Since I was reading aloud a lot, I noticed I did this in other books too. It’s like I move a word to another spot, where obviously it sounds/flows better. While I’m reading, I’m completely conscious of the fact I move words, but I’m not moving them on purpose. It just comes out of my mouth that way. (This might happen once per book on average.)
What is wrong with my brain? Is this why I hated reading aloud in high school? Do I have some weird dyslexic-type thing where people do this? Am I the only one?
Now I know I’m not really dyslexic cause I’ve always been a good reader/writer, and I loved English classes and generally did well in school.
And now that I’ve become a writer and have found I love critiquing, I’m starting to wonder if my brain is so smart and advanced that it’s automatically editing the text before it passes them along to my mouth. I mean, that makes perfect sense, right?

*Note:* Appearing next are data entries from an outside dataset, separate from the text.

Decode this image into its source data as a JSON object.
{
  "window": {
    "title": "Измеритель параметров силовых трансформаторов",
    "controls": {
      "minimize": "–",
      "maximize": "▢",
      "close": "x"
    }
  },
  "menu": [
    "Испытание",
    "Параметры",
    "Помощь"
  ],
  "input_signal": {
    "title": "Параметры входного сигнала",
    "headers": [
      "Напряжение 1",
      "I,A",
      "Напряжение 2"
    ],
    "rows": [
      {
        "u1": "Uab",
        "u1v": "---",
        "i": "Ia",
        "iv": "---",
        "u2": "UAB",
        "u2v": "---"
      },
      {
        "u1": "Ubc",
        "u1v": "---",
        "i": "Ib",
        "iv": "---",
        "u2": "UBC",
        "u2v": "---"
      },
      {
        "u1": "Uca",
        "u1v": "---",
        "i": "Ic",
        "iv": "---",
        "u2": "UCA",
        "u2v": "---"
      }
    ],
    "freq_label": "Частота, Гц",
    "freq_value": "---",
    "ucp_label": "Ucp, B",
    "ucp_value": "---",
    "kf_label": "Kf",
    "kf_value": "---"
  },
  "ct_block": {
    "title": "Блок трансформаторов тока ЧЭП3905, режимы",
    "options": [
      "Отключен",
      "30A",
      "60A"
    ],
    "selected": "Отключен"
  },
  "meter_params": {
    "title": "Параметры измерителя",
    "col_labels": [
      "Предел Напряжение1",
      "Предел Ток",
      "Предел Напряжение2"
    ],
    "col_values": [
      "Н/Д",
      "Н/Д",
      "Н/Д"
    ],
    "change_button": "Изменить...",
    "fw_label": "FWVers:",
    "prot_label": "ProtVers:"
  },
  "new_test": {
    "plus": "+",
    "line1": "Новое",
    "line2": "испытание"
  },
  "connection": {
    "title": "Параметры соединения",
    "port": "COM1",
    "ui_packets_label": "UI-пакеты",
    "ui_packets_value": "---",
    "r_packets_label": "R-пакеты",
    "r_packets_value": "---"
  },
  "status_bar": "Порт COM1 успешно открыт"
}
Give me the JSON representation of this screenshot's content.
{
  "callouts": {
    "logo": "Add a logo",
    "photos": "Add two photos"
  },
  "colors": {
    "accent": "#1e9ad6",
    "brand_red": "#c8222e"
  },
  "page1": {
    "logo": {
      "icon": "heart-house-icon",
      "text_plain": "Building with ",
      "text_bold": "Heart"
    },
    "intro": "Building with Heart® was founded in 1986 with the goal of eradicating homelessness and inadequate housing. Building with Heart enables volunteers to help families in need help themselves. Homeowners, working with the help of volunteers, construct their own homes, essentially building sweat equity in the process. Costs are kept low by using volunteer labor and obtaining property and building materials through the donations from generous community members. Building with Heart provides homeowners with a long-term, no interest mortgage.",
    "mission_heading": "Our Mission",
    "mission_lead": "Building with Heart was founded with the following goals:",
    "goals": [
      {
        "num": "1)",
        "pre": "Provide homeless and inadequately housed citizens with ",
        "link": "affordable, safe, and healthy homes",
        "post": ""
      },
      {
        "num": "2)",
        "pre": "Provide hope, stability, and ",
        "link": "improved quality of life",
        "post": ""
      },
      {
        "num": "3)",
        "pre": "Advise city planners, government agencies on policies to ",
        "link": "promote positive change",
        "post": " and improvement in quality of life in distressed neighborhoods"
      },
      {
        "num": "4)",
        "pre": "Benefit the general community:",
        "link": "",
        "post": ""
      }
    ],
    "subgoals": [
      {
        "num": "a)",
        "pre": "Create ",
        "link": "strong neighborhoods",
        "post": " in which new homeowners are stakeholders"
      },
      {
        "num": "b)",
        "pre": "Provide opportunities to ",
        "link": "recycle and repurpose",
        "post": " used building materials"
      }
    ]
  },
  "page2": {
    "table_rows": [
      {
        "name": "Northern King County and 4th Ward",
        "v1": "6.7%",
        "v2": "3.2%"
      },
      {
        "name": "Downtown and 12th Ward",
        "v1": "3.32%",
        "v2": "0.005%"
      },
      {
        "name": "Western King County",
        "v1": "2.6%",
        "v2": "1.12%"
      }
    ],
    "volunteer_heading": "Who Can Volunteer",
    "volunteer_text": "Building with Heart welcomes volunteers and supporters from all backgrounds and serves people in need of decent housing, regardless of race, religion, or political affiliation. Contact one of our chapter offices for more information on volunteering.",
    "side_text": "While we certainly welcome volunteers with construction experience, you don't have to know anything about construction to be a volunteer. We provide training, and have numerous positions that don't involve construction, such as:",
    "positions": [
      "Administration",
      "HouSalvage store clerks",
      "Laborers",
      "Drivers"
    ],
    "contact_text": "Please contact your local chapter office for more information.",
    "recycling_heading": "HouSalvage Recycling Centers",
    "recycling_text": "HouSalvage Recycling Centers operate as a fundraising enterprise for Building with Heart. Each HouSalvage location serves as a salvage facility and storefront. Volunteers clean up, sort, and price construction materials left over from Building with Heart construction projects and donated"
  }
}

No, but seriously, it’s the weirdest thing, and I have no clue why it happens? Do you ever do this?
June 16, 2013 by Suzi
Are you one of those people who get annoyed when you find grammatical errors in a novel? (Or novella, short story, newspaper/magazine article, children’s book… )
And do you get annoyed a lot? Or just a little?
I fall into the I-don’t-get-annoyed-much category, with the exception of if it’s a mistake that happens consistently throughout the book. But sometimes I get into a story that has style issues I don’t like. Of course that’s a totally personal thing, but I’m gonna talk about the ones I don’t like. Actually, I’ll only talk about one today because:
1. People tend to skim posts when they get too long
2. I want to drag this out into two posts cause it’s one less posting I have to create.
So have you seen any novels where the author didn’t use quotation marks?
A few years back I ready LABOR DAY by Joyce Maynard. I loved the story and would still recommend it to others, but one thing about it frustrated me. Her lack of quotation marks. She used dialog tags, but still, sometimes it got confusing. In the end, it took away from the enjoyment of the book.
It was just weird. I’ve never read anything else by her, so I don’t know if she’s used that style a lot, or if LABOR DAY was the only one. But it is the only novel I’ve read with no quotation marks, and I’m sure there are others. It won’t stop me from read a book, but it will slow me down.
Have you ever read a book that didn’t use quotation marks in their dialogue? Did it bother you?
Have you read LABOR DAY? (If you haven’t, you should.)
February 17, 2013 by Suzi
Did you read Archie Comics when they were younger?
I did. Like all the time. Even into high school and college. I loved Archie, Betty and Veronica, Jughead, Reggie and the whole gang, and bought a lot of Archie Comics. Both the small book-like Digests and the typical comic book sized ones.
I had over 150 of the Digest sized comics. And maybe about 80 regular sized ones. I even got into buying 1st editions. Not really old ones, but the ones from the late 80s and early 90s.
The only annoying thing was, because I read them so often, I started to see stories repeated. And I felt ripped off because I was paying money for a story I’d already read.
So not long ago I put up my collection on Ebay. I’d looked into local comic book stores, but they were not interested. So Ebay was the place to go. Sold them in 3 lots. And was pretty stunned to make about $140 total. I was quite pleased.
I haven’t sold my full-sized Archies yet, but they’re next on my Ebay list.
I have a few other comics, Josie and the PussyCats, Richie Rich, even an Annie comic. They’re fun to look at, and even though I tend to be a saver, it was time to get rid of them.
So goodbye Archie. I’ll miss you, but not the space you took up.
Did you read any comics growing up? Or do you now?